If $3.5 million can be raised in a matter of days to do a statewide (Wisconsin) recount, why couldn’t we have used it to launch a nationwide campaign for something like any of the three issues I suggested in a post-election blog?
- a map for getting out of NAFTA and other “free trade” agreements in an orderly and positive way,
- transitioning to a single payer health care system1 from a truly flawed Obamacare, and
- reforming our elections, really, so that they are more democratic.
In the past, I’ve written about Obamacare and campaign reform, and written a book and articles about the evils of “free trade.” All three issues are especially timely at present.
But this is an explicit questioning of the wisdom of the recount. It has the aura of a stunt about it. Another dramatic one-off without a clear goal, certainly not part of a long-term strategy to bring improvement. Like a spectacular banner-hanging that makes a splash in the news and brings attention to certain individuals without contributing to positive change. Swatting at symptoms without being willing to do the sometimes tedious work of digging ourselves out of our current situation, one semicolon at a time.
I agree that our voting system (one aspect of the larger election scenario) is problematic in many respects. But that doesn’t mean that recounts will fix it, or even work especially well to expose or address problems. Why, for example, are people chanting “Recount!” and not, say, “End the Electoral College!”?
I don’t think recounts as currently structured will tell us much about the possibility that hacking or voting machine rigging skewed election results. They might point to some fertile places to look if, for example, there were many more discrepancies with one kind of voting machine than with another. However, this possibility is made murky by the fact that the recounts themselves will be conducted differently in different counties (not to mention different states).
I do know exactly how some of the recount money is being spent, and even know some of the people doing it. As a member of the public, I can watch the Dane County (Wisconsin) counting in real time two blocks from my apartment. I know what they’re looking at since I’ve been an election official for over five years, and have literally handled some of those same ballots.
We will learn some things from the recount. Partly, the news media and the public will learn things that poll workers already know. Such as, how the voting machines (tabulators, in my case) handle tiny stray marks, how the overwhelming number of write-in votes do not count (due to STATE LAW), and how many “provisional votes” end up not counting (see STATE LAW).

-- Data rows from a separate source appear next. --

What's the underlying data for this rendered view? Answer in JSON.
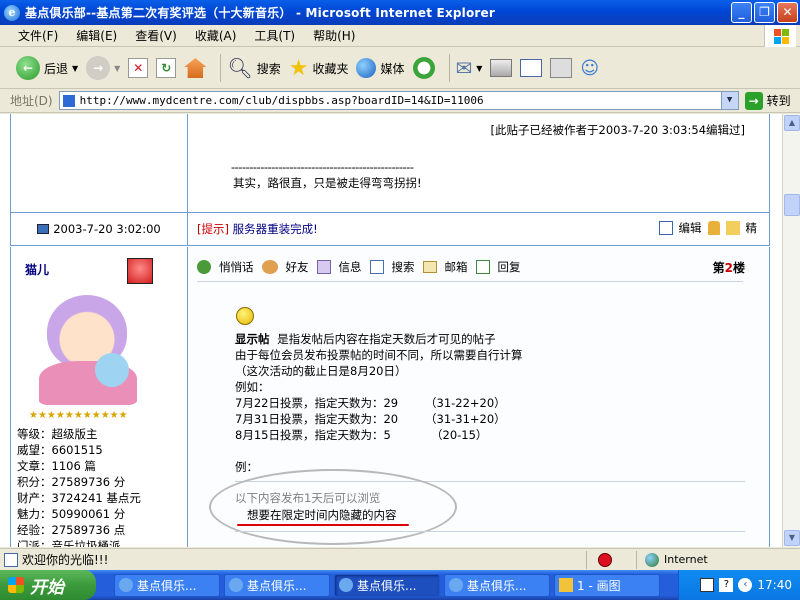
{
  "window": {
    "title": "基点俱乐部--基点第二次有奖评选（十大新音乐） - Microsoft Internet Explorer",
    "buttons": {
      "min": "_",
      "max": "❐",
      "close": "✕"
    }
  },
  "menu": [
    "文件(F)",
    "编辑(E)",
    "查看(V)",
    "收藏(A)",
    "工具(T)",
    "帮助(H)"
  ],
  "toolbar": {
    "back": "后退",
    "search": "搜索",
    "favorites": "收藏夹",
    "media": "媒体"
  },
  "address": {
    "label": "地址(D)",
    "url": "http://www.mydcentre.com/club/dispbbs.asp?boardID=14&ID=11006",
    "go": "转到"
  },
  "post1": {
    "edited_note": "[此贴子已经被作者于2003-7-20 3:03:54编辑过]",
    "dashes": "--------------------------------------------------",
    "body": "其实，路很直，只是被走得弯弯拐拐!",
    "time": "2003-7-20 3:02:00",
    "notice_tag": "[提示]",
    "notice": "服务器重装完成!",
    "edit_label": "编辑",
    "quote_label": "精"
  },
  "post2": {
    "username": "猫儿",
    "stars": "★★★★★★★★★★★",
    "stats": [
      {
        "label": "等级：",
        "value": "超级版主"
      },
      {
        "label": "威望：",
        "value": "6601515"
      },
      {
        "label": "文章：",
        "value": "1106 篇"
      },
      {
        "label": "积分：",
        "value": "27589736 分"
      },
      {
        "label": "财产：",
        "value": "3724241 基点元"
      },
      {
        "label": "魅力：",
        "value": "50990061 分"
      },
      {
        "label": "经验：",
        "value": "27589736 点"
      },
      {
        "label": "门派：",
        "value": "音乐垃圾桶派"
      }
    ],
    "actions": [
      "悄悄话",
      "好友",
      "信息",
      "搜索",
      "邮箱",
      "回复"
    ],
    "floor_prefix": "第",
    "floor_num": "2",
    "floor_suffix": "楼",
    "hint_title": "显示帖",
    "hint_desc": "是指发帖后内容在指定天数后才可见的帖子",
    "lines": [
      "由于每位会员发布投票帖的时间不同，所以需要自行计算",
      "（这次活动的截止日是8月20日）",
      "例如："
    ],
    "examples": [
      {
        "left": "7月22日投票，指定天数为：29",
        "right": "（31-22+20）"
      },
      {
        "left": "7月31日投票，指定天数为：20",
        "right": "（31-31+20）"
      },
      {
        "left": "8月15日投票，指定天数为：5",
        "right": "（20-15）"
      }
    ],
    "example_label": "例：",
    "hidden_caption": "以下内容发布1天后可以浏览",
    "hidden_text": "想要在限定时间内隐藏的内容"
  },
  "status": {
    "text": "欢迎你的光临!!!",
    "zone": "Internet"
  },
  "taskbar": {
    "start": "开始",
    "tasks": [
      "基点俱乐...",
      "基点俱乐...",
      "基点俱乐...",
      "基点俱乐...",
      "1 - 画图"
    ],
    "clock": "17:40"
  }
}
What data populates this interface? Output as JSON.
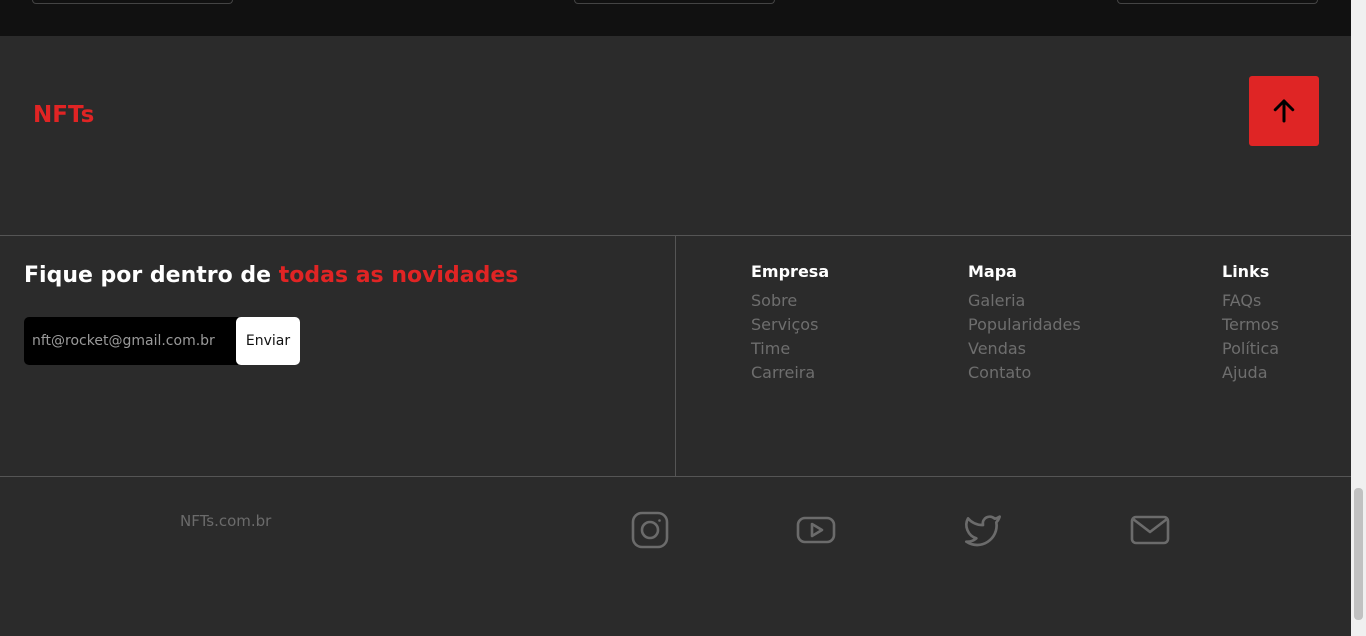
{
  "brand": "NFTs",
  "newsletter": {
    "title_prefix": "Fique por dentro de ",
    "title_highlight": "todas as novidades",
    "email_placeholder": "nft@rocket@gmail.com.br",
    "send_label": "Enviar"
  },
  "columns": [
    {
      "title": "Empresa",
      "links": [
        "Sobre",
        "Serviços",
        "Time",
        "Carreira"
      ]
    },
    {
      "title": "Mapa",
      "links": [
        "Galeria",
        "Popularidades",
        "Vendas",
        "Contato"
      ]
    },
    {
      "title": "Links",
      "links": [
        "FAQs",
        "Termos",
        "Política",
        "Ajuda"
      ]
    }
  ],
  "domain": "NFTs.com.br",
  "social_icons": [
    "instagram-icon",
    "youtube-icon",
    "twitter-icon",
    "mail-icon"
  ],
  "colors": {
    "accent": "#df2525",
    "background": "#2b2b2b",
    "muted": "#6e6e6e"
  }
}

The circum-recount twittering, posturing, and lawsuits from all quarters have been informative. Something of a lawyer-fest, but so far I haven’t seen a clear movement toward specific reform. Where is the “model law” from the good guys’ side to be introduced to Congress, and the corresponding state version?
So, it’s not that we will learn nothing from a recount; rather, that given current realities, is this the best (or even a very good) use of $3.5 mill?
The most telling measure of the success of efforts at democratic change—across the board—is not column-inches or petition-signings or foundation funding surges. It is whether the dominant establishment is upset enough to take action. Right now, the recount is just a sideshow — it’s the pickles on a burger.
On the other hand, if a nationwide coalition of labor groups, small businesses, environmentalists, democracy activists, foodies, charango players, and sustainability aficionados (to sketch broadly) got together and developed a coherent transition out of NAFTA — on the eve of the inauguration of a president who railed against it — and transcended their usual 47-minute attention span — hey, there would be some worrying and action out there in the pro-“free trade” establishment.2 And we might be onto something.
- Single Payer: I do not mean to suggest that nobody is working on it. Physicians for a National Health Program (PNHP) have been working toward it for a long time.
- Long-sentence police are after me. On the run.